Persian, Indian and Mughal miniature painting

In various Islamic empires, there were rich traditions of using the colour gold in court painting. Royal patronage brought about the 'miniature', a mode of painting found across Persian, Mughal and Indian art history.

Due to the Islamic laws that prohibited the depiction of recognisable imagery or divine figures, artists spent hundreds of years developing calligraphy and embellishing their intricate paintings with exquisite detail inspired by geometry and the natural world.

Akbar

Akbar

18th C, opaque watercolour & gold on paper, by unknown artist

In particular, miniature painting flourished under the Mughal Emperor Akbar (1542–1605), who helped synthesise and establish an Indo-Persian artistic culture, of which miniature paintings flecked with gold leaf were at the centre.

Gold was generously used to adorn these meticulously designed miniatures: illuminating text, highlighting architectural structures, armour and clothing, or found in the decorative borders. Artisans would prepare a paint made out of finely powdered gold, which would be used on top of a special kind of gold-flecked vellum paper.

By the eighteenth century, the Mughal court was in decline, meaning fewer miniatures were produced by the royal workshops. With the advent of expanding British colonialism and the dominance of the East India Company (which later became the British Raj), Mughal miniatures were looted or transported to Europe.

Medieval and Renaissance Italy

Generous amounts of gold leaf were applied to paintings in thirteenth- and fourteenth-century Italy, during the end of the Middle Ages and the emergence of the Renaissance.

Because the Church was the most important patron of the arts, a demand for religious and divine subject matters provided the perfect context in which to use luminous gold – a pigment that could embody celestial, heavenly light, or the Holy Spirit.

Among its many applications, gold leaf was used to illuminate architectural settings in the paintings of Giotto di Bondone, Duccio, Fra Angelico and Cimabue – gold-ground panel painting and altarpieces, and embellish the halos of divine, saintly figures.

Doge Leonardo Loredan

Doge Leonardo Loredan 1501-2

Giovanni Bellini (1431/1436–1516)

The National Gallery, London

To create gold panel painting was a lengthy process which involved many artisans – a special process called 'water-gilding' was used to apply thin gold-leaf to wooden panel paintings.
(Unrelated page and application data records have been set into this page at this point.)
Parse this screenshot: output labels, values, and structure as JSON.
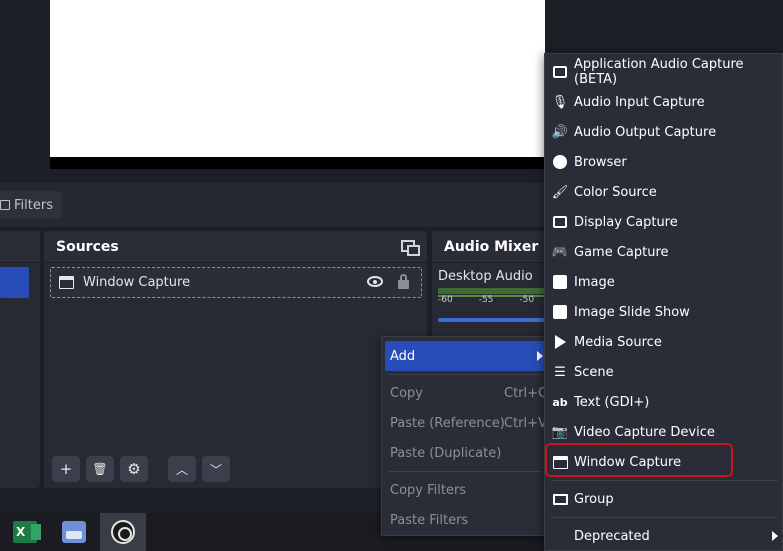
{
  "filters_button": {
    "label": "Filters"
  },
  "sources": {
    "title": "Sources",
    "items": [
      {
        "label": "Window Capture"
      }
    ],
    "toolbar": {
      "add": "+",
      "remove": "🗑",
      "settings": "⚙",
      "up": "︿",
      "down": "﹀"
    }
  },
  "mixer": {
    "title": "Audio Mixer",
    "channel": "Desktop Audio",
    "ticks": [
      "-60",
      "-55",
      "-50"
    ]
  },
  "context_menu": {
    "add": "Add",
    "copy": "Copy",
    "copy_shortcut": "Ctrl+C",
    "paste_reference": "Paste (Reference)",
    "paste_reference_shortcut": "Ctrl+V",
    "paste_duplicate": "Paste (Duplicate)",
    "copy_filters": "Copy Filters",
    "paste_filters": "Paste Filters"
  },
  "add_submenu": {
    "items": [
      {
        "label": "Application Audio Capture (BETA)",
        "icon": "app-audio-icon"
      },
      {
        "label": "Audio Input Capture",
        "icon": "microphone-icon"
      },
      {
        "label": "Audio Output Capture",
        "icon": "speaker-icon"
      },
      {
        "label": "Browser",
        "icon": "globe-icon"
      },
      {
        "label": "Color Source",
        "icon": "brush-icon"
      },
      {
        "label": "Display Capture",
        "icon": "monitor-icon"
      },
      {
        "label": "Game Capture",
        "icon": "gamepad-icon"
      },
      {
        "label": "Image",
        "icon": "image-icon"
      },
      {
        "label": "Image Slide Show",
        "icon": "slideshow-icon"
      },
      {
        "label": "Media Source",
        "icon": "play-icon"
      },
      {
        "label": "Scene",
        "icon": "list-icon"
      },
      {
        "label": "Text (GDI+)",
        "icon": "text-icon"
      },
      {
        "label": "Video Capture Device",
        "icon": "camera-icon"
      },
      {
        "label": "Window Capture",
        "icon": "window-icon"
      },
      {
        "label": "Group",
        "icon": "folder-icon"
      },
      {
        "label": "Deprecated",
        "icon": ""
      }
    ]
  },
  "taskbar": {
    "excel_letter": "X"
  },
  "colors": {
    "accent": "#284cb8",
    "highlight_box": "#c8161d",
    "menu_bg": "#2a2d37"
  }
}
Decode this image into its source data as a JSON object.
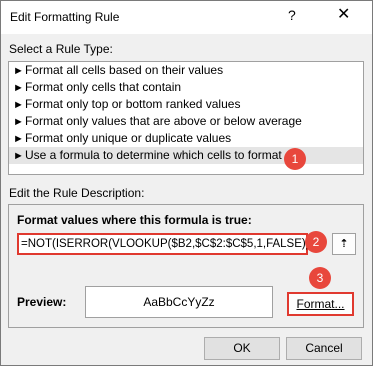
{
  "window": {
    "title": "Edit Formatting Rule",
    "help_label": "?",
    "close_label": "✕"
  },
  "rule_type": {
    "label": "Select a Rule Type:",
    "items": [
      "Format all cells based on their values",
      "Format only cells that contain",
      "Format only top or bottom ranked values",
      "Format only values that are above or below average",
      "Format only unique or duplicate values",
      "Use a formula to determine which cells to format"
    ],
    "selected_index": 5
  },
  "description": {
    "label": "Edit the Rule Description:",
    "formula_label": "Format values where this formula is true:",
    "formula_value": "=NOT(ISERROR(VLOOKUP($B2,$C$2:$C$5,1,FALSE)))",
    "collapse_label": "⇡",
    "preview_label": "Preview:",
    "preview_text": "AaBbCcYyZz",
    "format_button": "Format..."
  },
  "buttons": {
    "ok": "OK",
    "cancel": "Cancel"
  },
  "badges": [
    "1",
    "2",
    "3"
  ],
  "colors": {
    "highlight": "#e0392f",
    "badge": "#e8473c",
    "selected_row": "#e5e5e5"
  }
}
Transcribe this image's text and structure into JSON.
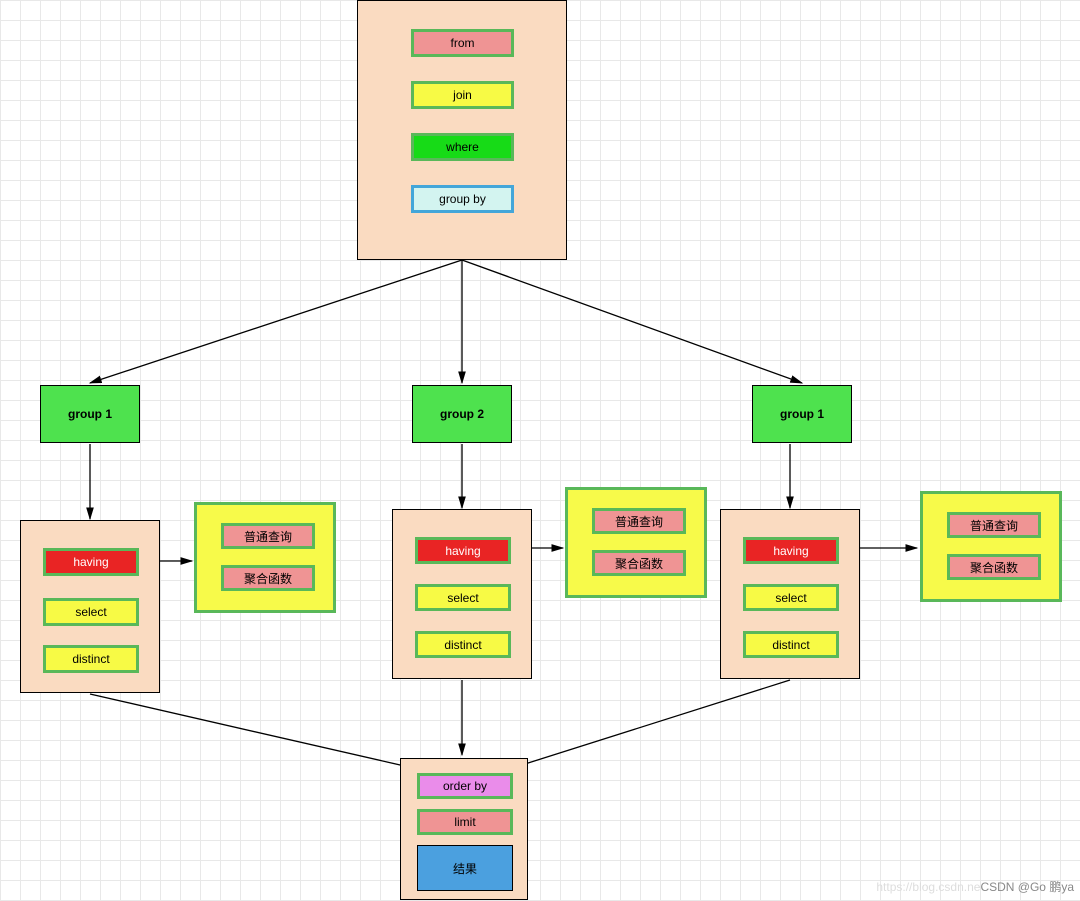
{
  "top": {
    "from": "from",
    "join": "join",
    "where": "where",
    "groupby": "group by"
  },
  "groups": {
    "g1": "group 1",
    "g2": "group 2",
    "g3": "group 1"
  },
  "inner": {
    "having": "having",
    "select": "select",
    "distinct": "distinct"
  },
  "query": {
    "normal": "普通查询",
    "agg": "聚合函数"
  },
  "bottom": {
    "orderby": "order by",
    "limit": "limit",
    "result": "结果"
  },
  "watermark": {
    "faint": "https://blog.csdn.ne",
    "text": "CSDN @Go 鹏ya"
  }
}
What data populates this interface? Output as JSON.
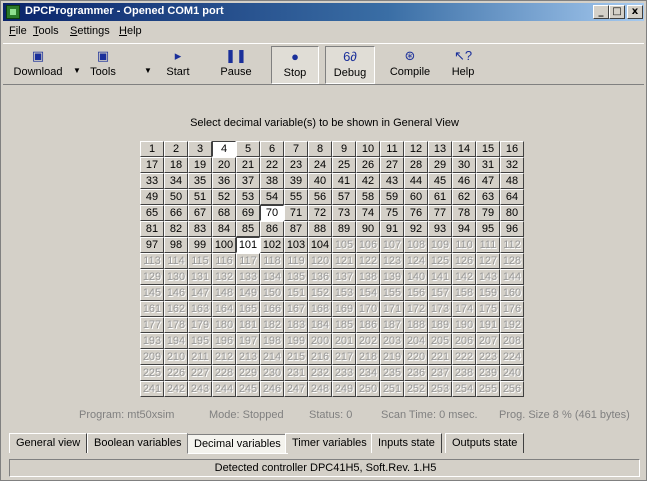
{
  "window": {
    "title": "DPCProgrammer - Opened COM1 port",
    "controls": [
      "_",
      "□",
      "x"
    ]
  },
  "menu": [
    {
      "u": "F",
      "rest": "ile"
    },
    {
      "u": "T",
      "rest": "ools"
    },
    {
      "u": "S",
      "rest": "ettings"
    },
    {
      "u": "H",
      "rest": "elp"
    }
  ],
  "toolbar": {
    "download": "Download",
    "tools": "Tools",
    "start": "Start",
    "pause": "Pause",
    "stop": "Stop",
    "debug": "Debug",
    "compile": "Compile",
    "help": "Help",
    "icons": {
      "download": "▣",
      "tools": "▣",
      "start": "▸",
      "pause": "❚❚",
      "stop": "●",
      "debug": "6∂",
      "compile": "⊛",
      "help": "↖?"
    },
    "dropdown_glyph": "▼"
  },
  "main": {
    "heading": "Select decimal variable(s) to be shown in General View",
    "grid": {
      "count": 256,
      "enabled_max": 104,
      "selected": [
        4,
        70,
        101
      ]
    },
    "status": {
      "program": "Program: mt50xsim",
      "mode": "Mode: Stopped",
      "status": "Status: 0",
      "scan": "Scan Time: 0 msec.",
      "size": "Prog. Size 8 %  (461 bytes)"
    }
  },
  "tabs": [
    "General view",
    "Boolean variables",
    "Decimal variables",
    "Timer variables",
    "Inputs state",
    "Outputs state"
  ],
  "tabs_active": 2,
  "statusbar": {
    "text": "Detected controller DPC41H5, Soft.Rev. 1.H5"
  }
}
The panel would then be burnished to create a glittering, brilliant surface.

Portrait of a Lady

Portrait of a Lady about 1465

Alesso Baldovinetti (c.1426–1499)

The National Gallery, London

In this exquisite painting by Alesso Baldovinetti (c.1426–1499), the woman's flaxen hair and golden dress are accentuated by the gold leaf of the painting's frame.

Modern times

In 1907, the Symbolist artist Gustav Klimt (1862–1918) completed his portrait of Adele Bloch-Bauer, immortalising her in one of the most famous paintings of the twentieth century.

Created during Klimt's 'Golden phase', this painting is deemed to be an expression of desire and reverence.

The Kiss

The Kiss

1907–1908, oil on canvas by Gustav Klimt (1862–1918)

Klimt's obsession with gold lasted for nearly a decade and took place at the turn of the twentieth century.

Influenced by classical, Byzantine and Renaissance art, Klimt's golden works paid homage to many centuries of art history in which gold leaf was a commonly applied pigment. But his work also introduced an avant-garde Viennese style, referencing the Arts and Crafts Movement in Britain as well as the emergence of Art Nouveau (or Judengstil as it was called in Germany and Austria).

Flowers I

Flowers I 2014

Kerr Rodgie (b.1992)

Art & Heritage Collections, Robert Gordon University

In contemporary culture, gold continues to convey a myriad of different meanings, and is typically still used to symbolise prosperity, fortune and success.

The symbolism of gold has been communicated across centuries and cultures. Its influential presence and psychology have been so great, the colour has transcended visual culture and entered our language: 'golden days', 'as good as gold', even 'fool's gold'...

In many ways, gold has shaped our world, as much as we have moulded it into our material culture.

Lydia Figes, Content Creator at Art UK